The DRRP represents a set of stakeholders working to address a major concern in the watershed: the invasion of tamarisk and other aggressive, invasive plants along the Dolores River. The extensive growth of these invasive plants has significantly displaced native vegetation, impaired wildlife habitat and forage, and impaired recreational opportunities.

Like many other rivers in the arid West, the Dolores River has seen increasing concerns from user groups about the management of its flows. Farmers relying on flows to grow alfalfa and barley are sitting down with agency staff worried about declines in several native fish species populations, and rafters concerned with recreational opportunities to identify a shared way forward for managing the flows of the Dolores River.



The Dolores River is remote, making access a key management challenge.

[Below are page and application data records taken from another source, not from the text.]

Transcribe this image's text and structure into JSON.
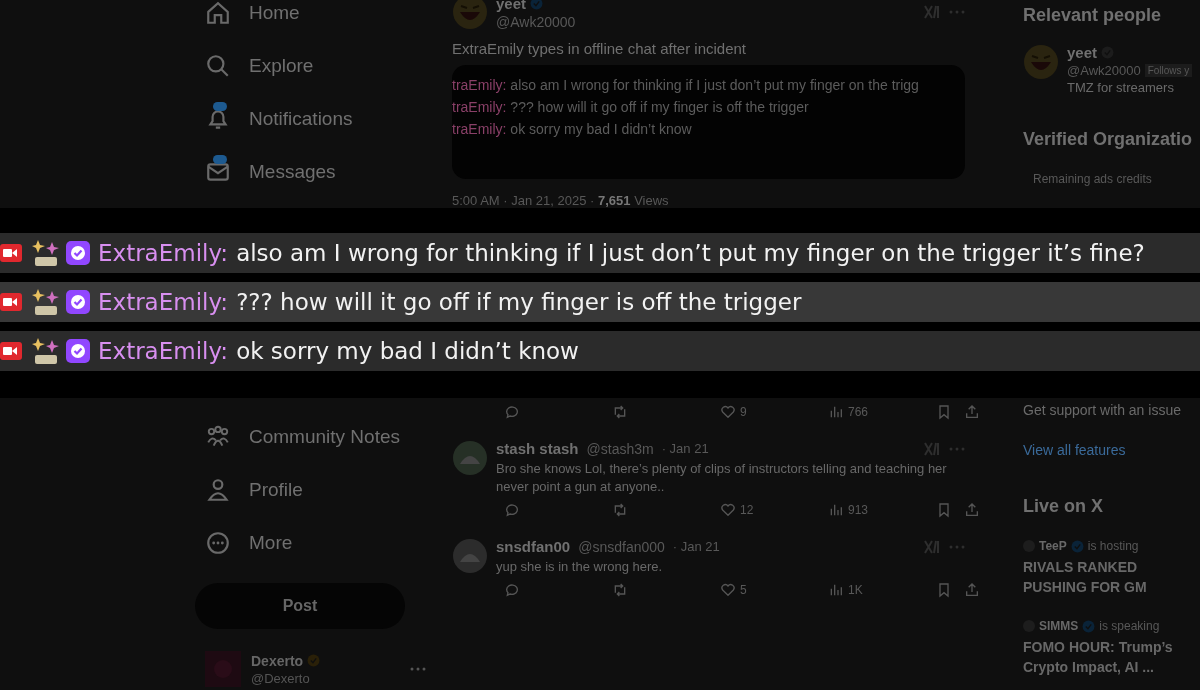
{
  "sidebar": {
    "items": [
      {
        "label": "Home",
        "badge": false
      },
      {
        "label": "Explore",
        "badge": false
      },
      {
        "label": "Notifications",
        "badge": true
      },
      {
        "label": "Messages",
        "badge": true
      }
    ],
    "lower_items": [
      {
        "label": "Community Notes"
      },
      {
        "label": "Profile"
      },
      {
        "label": "More"
      }
    ],
    "post_button": "Post",
    "account": {
      "name": "Dexerto",
      "handle": "@Dexerto"
    }
  },
  "post": {
    "author": "yeet",
    "handle": "@Awk20000",
    "text": "ExtraEmily types in offline chat after incident",
    "image_lines": [
      {
        "user": "traEmily:",
        "message": "also am I wrong for thinking if I just don’t put my finger on the trigg"
      },
      {
        "user": "traEmily:",
        "message": "??? how will it go off if my finger is off the trigger"
      },
      {
        "user": "traEmily:",
        "message": "ok sorry my bad I didn’t know"
      }
    ],
    "time": "5:00 AM · Jan 21, 2025 ·",
    "views": "7,651",
    "views_label": "Views",
    "actions": {
      "likes": "9",
      "views": "766"
    }
  },
  "chat_overlay": {
    "lines": [
      {
        "user": "ExtraEmily:",
        "message": "also am I wrong for thinking if I just don’t put my finger on the trigger it’s fine?"
      },
      {
        "user": "ExtraEmily:",
        "message": "??? how will it go off if my finger is off the trigger"
      },
      {
        "user": "ExtraEmily:",
        "message": "ok sorry my bad I didn’t know"
      }
    ]
  },
  "replies": [
    {
      "author": "stash stash",
      "handle": "@stash3m",
      "date": "· Jan 21",
      "text": "Bro she knows Lol, there’s plenty of clips of instructors telling and teaching her never point a gun at anyone..",
      "likes": "12",
      "views": "913"
    },
    {
      "author": "snsdfan00",
      "handle": "@snsdfan000",
      "date": "· Jan 21",
      "text": "yup she is in the wrong here.",
      "likes": "5",
      "views": "1K"
    }
  ],
  "right": {
    "relevant_title": "Relevant people",
    "person": {
      "name": "yeet",
      "handle": "@Awk20000",
      "follows": "Follows y",
      "bio": "TMZ for streamers"
    },
    "verified_title": "Verified Organizatio",
    "ads_line": "Remaining ads credits",
    "support": "Get support with an issue",
    "view_all": "View all features",
    "live_title": "Live on X",
    "live": [
      {
        "host": "TeeP",
        "status": "is hosting",
        "title": "RIVALS RANKED PUSHING FOR GM"
      },
      {
        "host": "SIMMS",
        "status": "is speaking",
        "title": "FOMO HOUR: Trump’s Crypto Impact, AI ..."
      }
    ]
  }
}
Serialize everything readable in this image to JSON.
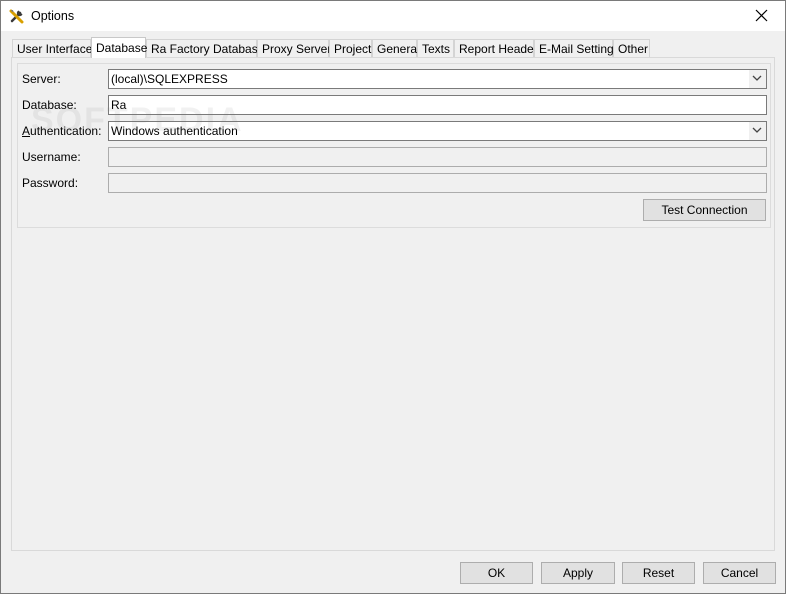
{
  "window": {
    "title": "Options"
  },
  "tabs": [
    {
      "label": "User Interface"
    },
    {
      "label": "Database"
    },
    {
      "label": "Ra Factory Database"
    },
    {
      "label": "Proxy Server"
    },
    {
      "label": "Project"
    },
    {
      "label": "General"
    },
    {
      "label": "Texts"
    },
    {
      "label": "Report Header"
    },
    {
      "label": "E-Mail Settings"
    },
    {
      "label": "Other"
    }
  ],
  "active_tab": "Database",
  "form": {
    "server": {
      "label": "Server:",
      "value": "(local)\\SQLEXPRESS"
    },
    "database": {
      "label": "Database:",
      "value": "Ra"
    },
    "authentication": {
      "label_prefix": "A",
      "label_rest": "uthentication:",
      "value": "Windows authentication"
    },
    "username": {
      "label": "Username:",
      "value": ""
    },
    "password": {
      "label": "Password:",
      "value": ""
    },
    "test_connection_label": "Test Connection"
  },
  "buttons": {
    "ok": "OK",
    "apply": "Apply",
    "reset": "Reset",
    "cancel": "Cancel"
  },
  "watermark": "SOFTPEDIA",
  "icons": {
    "app": "tools-icon",
    "close": "close-icon",
    "dropdown": "chevron-down-icon"
  }
}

In terms of the ecology, managers and private landowners face a variety of hurdles: some soils are characterized by high-salinity levels and disturbance from historic grazing; many sites are inundated with several invasive species (e.g. Russian knapweed) that require several years of intensive treatment; and the altered flow regime created by McPhee Dam provides a set of constraints (e.g. where and how riparian plant species may be planted).